Then I was going to try to just draw a diagram, I fought with some diagramming software, then I said, "this is dumb, I can draw a picture", and by the time I drew the picture and annnotated it, it still didn't look great. So I decided to just explain what's going on with words.
I have a garden plot that is 40 feet by 9 and a half feet. There is a 20 foot chunk in the front that is straight dirt. Then a 10 foot by 9.5 foot chunk that is the old tree stump that is slowly decomposing. Then another 10 foot by 9.5 foot chunk that is the back half of the garden. This back half can't be plowed, so I do hand tilling only.
I have a small asparagus patch back here, and recently I have been planting garlic. This is nice because I can plant the garlic in the fall, throw a bunch of leaves on it, and occasionally weed it, and it all works out, it's a lot easier than trying to hand till the whole thing for tomatoes or something. Lots of thistles grow back here, after we got a bad batch of compost that mostly made it back to this corner of the garden only.
The thistles are deeply annoying.
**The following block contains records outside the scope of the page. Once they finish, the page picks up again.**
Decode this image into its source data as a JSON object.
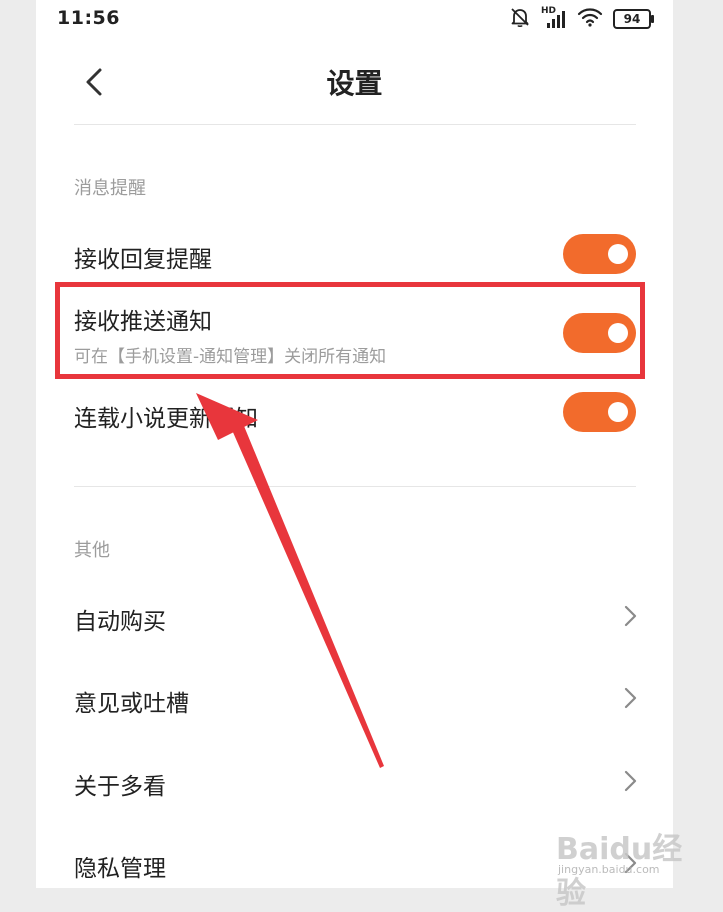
{
  "status_bar": {
    "time": "11:56",
    "network_label": "HD",
    "battery": "94"
  },
  "header": {
    "title": "设置"
  },
  "sections": {
    "notifications": {
      "title": "消息提醒",
      "items": [
        {
          "label": "接收回复提醒",
          "enabled": true
        },
        {
          "label": "接收推送通知",
          "subtitle": "可在【手机设置-通知管理】关闭所有通知",
          "enabled": true
        },
        {
          "label": "连载小说更新通知",
          "enabled": true
        }
      ]
    },
    "other": {
      "title": "其他",
      "items": [
        {
          "label": "自动购买"
        },
        {
          "label": "意见或吐槽"
        },
        {
          "label": "关于多看"
        },
        {
          "label": "隐私管理"
        }
      ]
    }
  },
  "watermark": {
    "main": "Baidu经验",
    "sub": "jingyan.baidu.com"
  },
  "colors": {
    "toggle_on": "#f26b2c",
    "annotation": "#e8363c"
  },
  "icons": [
    "back-arrow-icon",
    "mute-bell-icon",
    "signal-icon",
    "wifi-icon",
    "battery-icon",
    "chevron-right-icon"
  ]
}
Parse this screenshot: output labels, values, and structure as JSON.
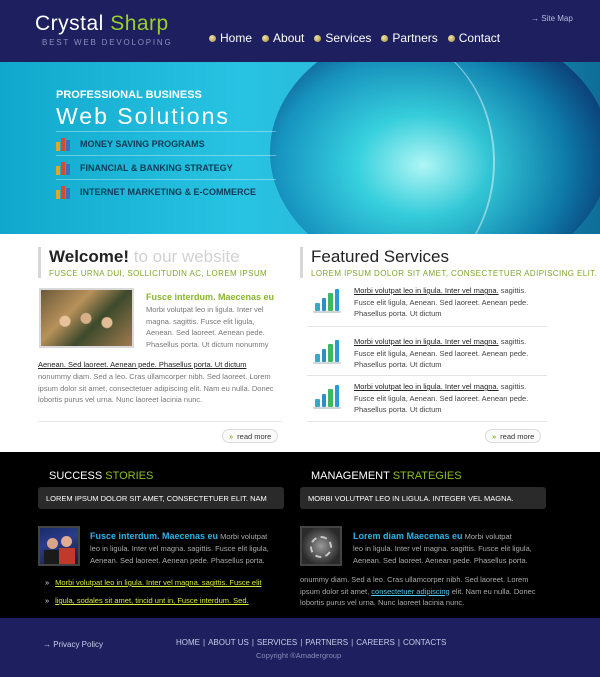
{
  "header": {
    "logo_part1": "Crystal ",
    "logo_part2": "Sharp",
    "tagline": "BEST WEB DEVOLOPING",
    "sitemap": "Site Map",
    "nav": [
      "Home",
      "About",
      "Services",
      "Partners",
      "Contact"
    ]
  },
  "banner": {
    "kicker": "PROFESSIONAL BUSINESS",
    "title": "Web Solutions",
    "items": [
      "MONEY SAVING PROGRAMS",
      "FINANCIAL & BANKING STRATEGY",
      "INTERNET MARKETING & E-COMMERCE"
    ]
  },
  "welcome": {
    "heading_bold": "Welcome!",
    "heading_light": " to our website",
    "subheading": "FUSCE URNA DUI, SOLLICITUDIN AC, LOREM IPSUM",
    "item_title": "Fusce interdum. Maecenas eu",
    "item_text": "Morbi volutpat leo in ligula. Inter vel magna. sagittis. Fusce elit ligula, Aenean. Sed laoreet. Aenean pede. Phasellus porta. Ut dictum nonummy",
    "link_text": "Aenean. Sed laoreet. Aenean pede. Phasellus porta. Ut dictum",
    "body_text": "nonummy diam. Sed a leo. Cras ullamcorper nibh. Sed laoreet. Lorem ipsum dolor sit amet, consectetuer adipiscing elit. Nam eu nulla. Donec lobortis purus vel urna. Nunc laoreet lacinia nunc.",
    "read_more": "read more"
  },
  "services": {
    "heading": "Featured Services",
    "subheading": "LOREM IPSUM DOLOR SIT AMET, CONSECTETUER ADIPISCING ELIT.",
    "items": [
      {
        "link": "Morbi volutpat leo in ligula. Inter vel magna.",
        "text": " sagittis. Fusce elit ligula,  Aenean. Sed laoreet. Aenean pede. Phasellus porta. Ut dictum"
      },
      {
        "link": "Morbi volutpat leo in ligula. Inter vel magna.",
        "text": " sagittis. Fusce elit ligula,  Aenean. Sed laoreet. Aenean pede. Phasellus porta. Ut dictum"
      },
      {
        "link": "Morbi volutpat leo in ligula. Inter vel magna.",
        "text": " sagittis. Fusce elit ligula,  Aenean. Sed laoreet. Aenean pede. Phasellus porta. Ut dictum"
      }
    ],
    "read_more": "read more"
  },
  "success": {
    "heading_white": "SUCCESS ",
    "heading_green": "STORIES",
    "box": "LOREM IPSUM DOLOR SIT AMET, CONSECTETUER ELIT. NAM",
    "item_title": "Fusce interdum. Maecenas eu",
    "item_text_inline": "  Morbi volutpat",
    "item_text": "leo in ligula. Inter vel magna. sagittis. Fusce elit ligula, Aenean. Sed laoreet. Aenean pede. Phasellus porta.",
    "links": [
      "Morbi volutpat leo in ligula. Inter vel magna. sagittis. Fusce elit",
      "ligula, sodales sit amet, tincid unt in, Fusce interdum. Sed."
    ]
  },
  "management": {
    "heading_white": "MANAGEMENT ",
    "heading_green": "STRATEGIES",
    "box": "MORBI VOLUTPAT LEO IN LIGULA. INTEGER VEL MAGNA.",
    "item_title": "Lorem diam Maecenas eu",
    "item_text_inline": "  Morbi volutpat",
    "item_text": "leo in ligula. Inter vel magna. sagittis. Fusce elit ligula, Aenean. Sed laoreet. Aenean pede. Phasellus porta.",
    "body_text_1": "onummy diam. Sed a leo. Cras ullamcorper nibh. Sed laoreet. Lorem ipsum dolor sit amet, ",
    "body_link": "consectetuer adipiscing",
    "body_text_2": " elit. Nam eu nulla. Donec lobortis purus vel urna. Nunc laoreet lacinia nunc."
  },
  "footer": {
    "privacy": "Privacy Policy",
    "nav": [
      "HOME",
      "ABOUT US",
      "SERVICES",
      "PARTNERS",
      "CAREERS",
      "CONTACTS"
    ],
    "copyright": "Copyright ®Amadergroup"
  },
  "colors": {
    "header_bg": "#1d1f5e",
    "accent_green": "#8ab72d",
    "accent_blue": "#2db3e6"
  }
}
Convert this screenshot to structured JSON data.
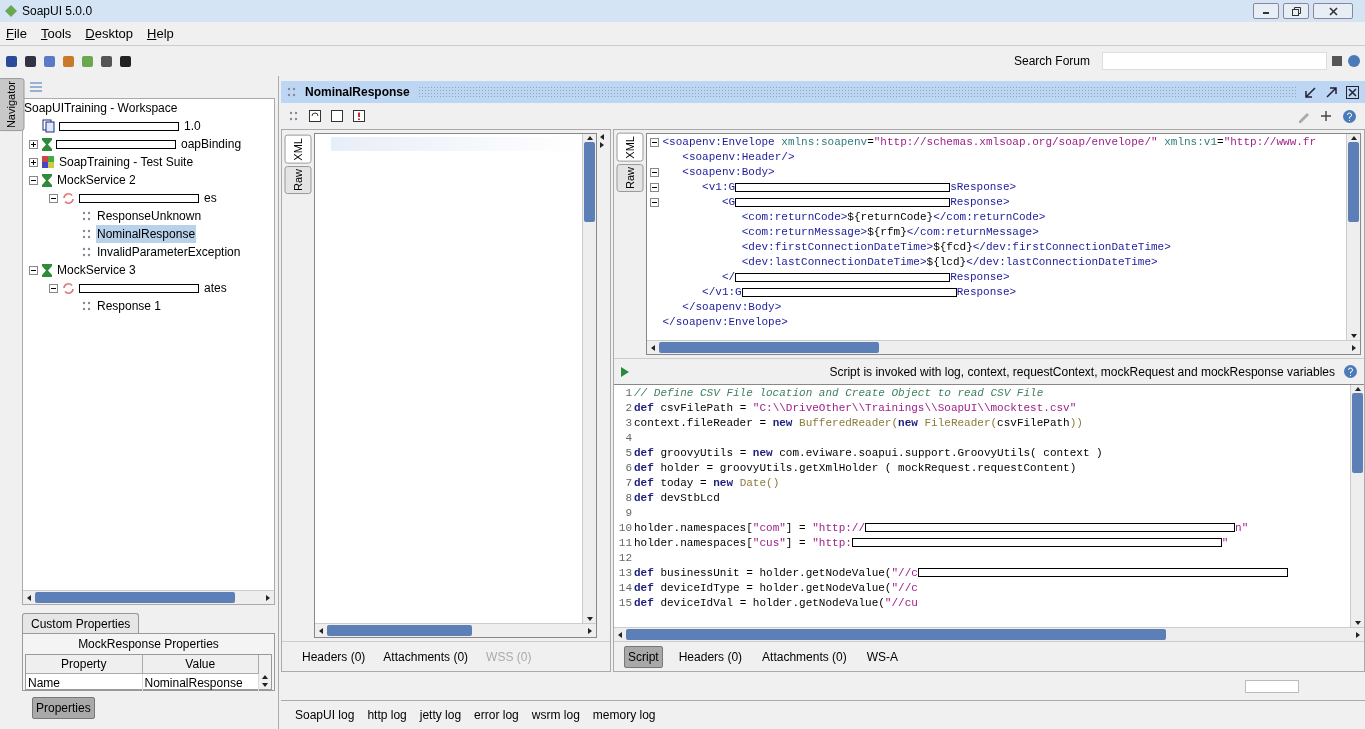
{
  "window": {
    "title": "SoapUI 5.0.0"
  },
  "menu": [
    {
      "label": "File"
    },
    {
      "label": "Tools"
    },
    {
      "label": "Desktop"
    },
    {
      "label": "Help"
    }
  ],
  "toolbar": {
    "search_label": "Search Forum"
  },
  "navigator": {
    "tab": "Navigator",
    "tree": [
      {
        "kind": "workspace",
        "label": "SoapUITraining - Workspace",
        "selected": false,
        "children": [
          {
            "kind": "project",
            "label": "1.0",
            "redacted": true,
            "selected": false
          },
          {
            "kind": "interface",
            "label": "oapBinding",
            "redacted": true,
            "expanded": false,
            "selected": false
          },
          {
            "kind": "suite",
            "label": "SoapTraining - Test Suite",
            "redacted": false,
            "expanded": false,
            "selected": false
          },
          {
            "kind": "mock",
            "label": "MockService 2",
            "redacted": false,
            "expanded": true,
            "selected": false,
            "children": [
              {
                "kind": "operation",
                "label": "es",
                "redacted": true,
                "expanded": true,
                "selected": false,
                "children": [
                  {
                    "kind": "response",
                    "label": "ResponseUnknown",
                    "redacted": false,
                    "selected": false
                  },
                  {
                    "kind": "response",
                    "label": "NominalResponse",
                    "redacted": false,
                    "selected": true
                  },
                  {
                    "kind": "response",
                    "label": "InvalidParameterException",
                    "redacted": false,
                    "selected": false
                  }
                ]
              }
            ]
          },
          {
            "kind": "mock",
            "label": "MockService 3",
            "redacted": false,
            "expanded": true,
            "selected": false,
            "children": [
              {
                "kind": "operation",
                "label": "ates",
                "redacted": true,
                "expanded": true,
                "selected": false,
                "children": [
                  {
                    "kind": "response",
                    "label": "Response 1",
                    "redacted": false,
                    "selected": false
                  }
                ]
              }
            ]
          }
        ]
      }
    ]
  },
  "properties": {
    "tab": "Custom Properties",
    "title": "MockResponse Properties",
    "columns": [
      "Property",
      "Value"
    ],
    "rows": [
      [
        "Name",
        "NominalResponse"
      ]
    ],
    "button": {
      "label": "Properties",
      "selected": true
    }
  },
  "editor": {
    "title": "NominalResponse",
    "request": {
      "side_tabs": [
        {
          "label": "XML",
          "selected": true
        },
        {
          "label": "Raw",
          "selected": false
        }
      ],
      "tabs": [
        {
          "label": "Headers (0)",
          "selected": false,
          "disabled": false
        },
        {
          "label": "Attachments (0)",
          "selected": false,
          "disabled": false
        },
        {
          "label": "WSS (0)",
          "selected": false,
          "disabled": true
        }
      ]
    },
    "response": {
      "side_tabs": [
        {
          "label": "XML",
          "selected": true
        },
        {
          "label": "Raw",
          "selected": false
        }
      ],
      "xml_lines": [
        {
          "fold": true,
          "segs": [
            {
              "kind": "tag",
              "text": "<soapenv:Envelope"
            },
            {
              "kind": "attr",
              "text": " xmlns:soapenv"
            },
            {
              "kind": "plain",
              "text": "="
            },
            {
              "kind": "val",
              "text": "\"http://schemas.xmlsoap.org/soap/envelope/\""
            },
            {
              "kind": "attr",
              "text": " xmlns:v1"
            },
            {
              "kind": "plain",
              "text": "="
            },
            {
              "kind": "val",
              "text": "\"http://www.fr"
            }
          ]
        },
        {
          "fold": false,
          "segs": [
            {
              "kind": "tag",
              "text": "   <soapenv:Header/>"
            }
          ]
        },
        {
          "fold": true,
          "segs": [
            {
              "kind": "tag",
              "text": "   <soapenv:Body>"
            }
          ]
        },
        {
          "fold": true,
          "segs": [
            {
              "kind": "tag",
              "text": "      <v1:G"
            },
            {
              "kind": "redact"
            },
            {
              "kind": "tag",
              "text": "sResponse>"
            }
          ]
        },
        {
          "fold": true,
          "segs": [
            {
              "kind": "tag",
              "text": "         <G"
            },
            {
              "kind": "redact"
            },
            {
              "kind": "tag",
              "text": "Response>"
            }
          ]
        },
        {
          "fold": false,
          "segs": [
            {
              "kind": "tag",
              "text": "            <com:returnCode>"
            },
            {
              "kind": "plain",
              "text": "${returnCode}"
            },
            {
              "kind": "tag",
              "text": "</com:returnCode>"
            }
          ]
        },
        {
          "fold": false,
          "segs": [
            {
              "kind": "tag",
              "text": "            <com:returnMessage>"
            },
            {
              "kind": "plain",
              "text": "${rfm}"
            },
            {
              "kind": "tag",
              "text": "</com:returnMessage>"
            }
          ]
        },
        {
          "fold": false,
          "segs": [
            {
              "kind": "tag",
              "text": "            <dev:firstConnectionDateTime>"
            },
            {
              "kind": "plain",
              "text": "${fcd}"
            },
            {
              "kind": "tag",
              "text": "</dev:firstConnectionDateTime>"
            }
          ]
        },
        {
          "fold": false,
          "segs": [
            {
              "kind": "tag",
              "text": "            <dev:lastConnectionDateTime>"
            },
            {
              "kind": "plain",
              "text": "${lcd}"
            },
            {
              "kind": "tag",
              "text": "</dev:lastConnectionDateTime>"
            }
          ]
        },
        {
          "fold": false,
          "segs": [
            {
              "kind": "tag",
              "text": "         </"
            },
            {
              "kind": "redact"
            },
            {
              "kind": "tag",
              "text": "Response>"
            }
          ]
        },
        {
          "fold": false,
          "segs": [
            {
              "kind": "tag",
              "text": "      </v1:G"
            },
            {
              "kind": "redact"
            },
            {
              "kind": "tag",
              "text": "Response>"
            }
          ]
        },
        {
          "fold": false,
          "segs": [
            {
              "kind": "tag",
              "text": "   </soapenv:Body>"
            }
          ]
        },
        {
          "fold": false,
          "segs": [
            {
              "kind": "tag",
              "text": "</soapenv:Envelope>"
            }
          ]
        }
      ],
      "script_note": "Script is invoked with log, context, requestContext, mockRequest and mockResponse variables",
      "script_lines": [
        {
          "n": "1",
          "segs": [
            {
              "kind": "comment",
              "text": "// Define CSV File location and Create Object to read CSV File"
            }
          ]
        },
        {
          "n": "2",
          "segs": [
            {
              "kind": "kw",
              "text": "def"
            },
            {
              "kind": "plain",
              "text": " csvFilePath = "
            },
            {
              "kind": "str",
              "text": "\"C:\\\\DriveOther\\\\Trainings\\\\SoapUI\\\\mocktest.csv\""
            }
          ]
        },
        {
          "n": "3",
          "segs": [
            {
              "kind": "plain",
              "text": "context.fileReader = "
            },
            {
              "kind": "kw",
              "text": "new"
            },
            {
              "kind": "cls",
              "text": " BufferedReader("
            },
            {
              "kind": "kw",
              "text": "new"
            },
            {
              "kind": "cls",
              "text": " FileReader("
            },
            {
              "kind": "plain",
              "text": "csvFilePath"
            },
            {
              "kind": "cls",
              "text": "))"
            }
          ]
        },
        {
          "n": "4"
        },
        {
          "n": "5",
          "segs": [
            {
              "kind": "kw",
              "text": "def"
            },
            {
              "kind": "plain",
              "text": " groovyUtils = "
            },
            {
              "kind": "kw",
              "text": "new"
            },
            {
              "kind": "plain",
              "text": " com.eviware.soapui.support.GroovyUtils( context )"
            }
          ]
        },
        {
          "n": "6",
          "segs": [
            {
              "kind": "kw",
              "text": "def"
            },
            {
              "kind": "plain",
              "text": " holder = groovyUtils.getXmlHolder ( mockRequest.requestContent)"
            }
          ]
        },
        {
          "n": "7",
          "segs": [
            {
              "kind": "kw",
              "text": "def"
            },
            {
              "kind": "plain",
              "text": " today = "
            },
            {
              "kind": "kw",
              "text": "new"
            },
            {
              "kind": "cls",
              "text": " Date()"
            }
          ]
        },
        {
          "n": "8",
          "segs": [
            {
              "kind": "kw",
              "text": "def"
            },
            {
              "kind": "plain",
              "text": " devStbLcd"
            }
          ]
        },
        {
          "n": "9"
        },
        {
          "n": "10",
          "segs": [
            {
              "kind": "plain",
              "text": "holder.namespaces["
            },
            {
              "kind": "str",
              "text": "\"com\""
            },
            {
              "kind": "plain",
              "text": "] = "
            },
            {
              "kind": "str",
              "text": "\"http://"
            },
            {
              "kind": "redact"
            },
            {
              "kind": "str",
              "text": "n\""
            }
          ]
        },
        {
          "n": "11",
          "segs": [
            {
              "kind": "plain",
              "text": "holder.namespaces["
            },
            {
              "kind": "str",
              "text": "\"cus\""
            },
            {
              "kind": "plain",
              "text": "] = "
            },
            {
              "kind": "str",
              "text": "\"http:"
            },
            {
              "kind": "redact"
            },
            {
              "kind": "str",
              "text": "\""
            }
          ]
        },
        {
          "n": "12"
        },
        {
          "n": "13",
          "segs": [
            {
              "kind": "kw",
              "text": "def"
            },
            {
              "kind": "plain",
              "text": " businessUnit = holder.getNodeValue("
            },
            {
              "kind": "str",
              "text": "\"//c"
            },
            {
              "kind": "redact"
            }
          ]
        },
        {
          "n": "14",
          "segs": [
            {
              "kind": "kw",
              "text": "def"
            },
            {
              "kind": "plain",
              "text": " deviceIdType = holder.getNodeValue("
            },
            {
              "kind": "str",
              "text": "\"//c"
            }
          ]
        },
        {
          "n": "15",
          "segs": [
            {
              "kind": "kw",
              "text": "def"
            },
            {
              "kind": "plain",
              "text": " deviceIdVal = holder.getNodeValue("
            },
            {
              "kind": "str",
              "text": "\"//cu"
            }
          ]
        }
      ],
      "tabs": [
        {
          "label": "Script",
          "selected": true
        },
        {
          "label": "Headers (0)",
          "selected": false
        },
        {
          "label": "Attachments (0)",
          "selected": false
        },
        {
          "label": "WS-A",
          "selected": false
        }
      ]
    }
  },
  "logs": [
    {
      "label": "SoapUI log"
    },
    {
      "label": "http log"
    },
    {
      "label": "jetty log"
    },
    {
      "label": "error log"
    },
    {
      "label": "wsrm log"
    },
    {
      "label": "memory log"
    }
  ]
}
I used to try to get them out by the root but this part of the garden is far more clay than dirt, the slightest tug and the thistles break off just under the soil surface. So I would have to get a shovel because they form a root 14 - 18 inches down. It just meant massive, massive holes in the garden, hard to deal with once you have established plants, and it took a while to get everything out. Recently I switched to just aggressively hoeing the whole area. It takes a lot less time, and maybe I can slowly starve the roots out. I made the mistake of missing one plant a couple of years ago, so there were a bunch of seeds that escaped so I think I'll be dealing with these for a while.
This year I have some onions around the stump. I might plant some things on the stump, we will see.
With a 20x9.5 foot space, I have experimented with lots of layouts. Zig-zags, gentle curves, grids, but I generally come back to three rows, with two paths between them. Here is what I have planted so far, mostly so I can go back to this later when I have forgotten what is what.
The northernmost row is row number 1, going from east to west (from the entrance to the stump); all plants are 18-36 inches apart.
2 basil plants
8 peppers. The label at the farmers market said "Sweet Cayenne (Jimmy Nardello)", I don't know how accurate it is because I got these from the local Hmong market, and as English is a second language, I've had mixups before. I'm 95 percent sure these are a sweet pepper, but I've gotten "Sweet Cayenne" from this same seller and they definitely were not Jimmy Nardellos in the past. So I'd say 60 percent sure they are real Jimmy Nardellos.
2 red sweet peppers. These had a picture and she said they were sweet peppers but I didn't write down the variety. I think it's Corno di Toro maybe.
6 Sweet 100 cherry tomatoes
3 Federle tomatoes (these 3 tomatoes were the only seeds I started that actually made it and didn't die due to a misadventure with a rough cold stnap right after transplanting them into larger containers)
4 Early Girl tomatoes
2 Striped German tomatoes
4 sweet green peppers. I didn't write down the exact variety, all I know is she said they were delicious when roasted, and that I should pick them when they are green. I think, after some googling, it's Shishito.
2 pickling cucumbers (to grow against the south fence)
4 Bishops hat peppers (supposed to be a thin walled medium hot red pepper)
2 white cucumbers to grow against the fence)
2 Ghost peppers
I still have 2 Corno di Toro plants that I need to find a place for, and 4 Thai hot purple peppers.
This year, the kids decided they didn't want to grow Carolina Reapers and Dragons Breath peppers, after two of them tried eating a Dragon's Breath pepper raw with no milk. Didn't do well with ghost peppers last year though, a deer came and grazed the plants to the ground. Hopefully that doesn't happen this year.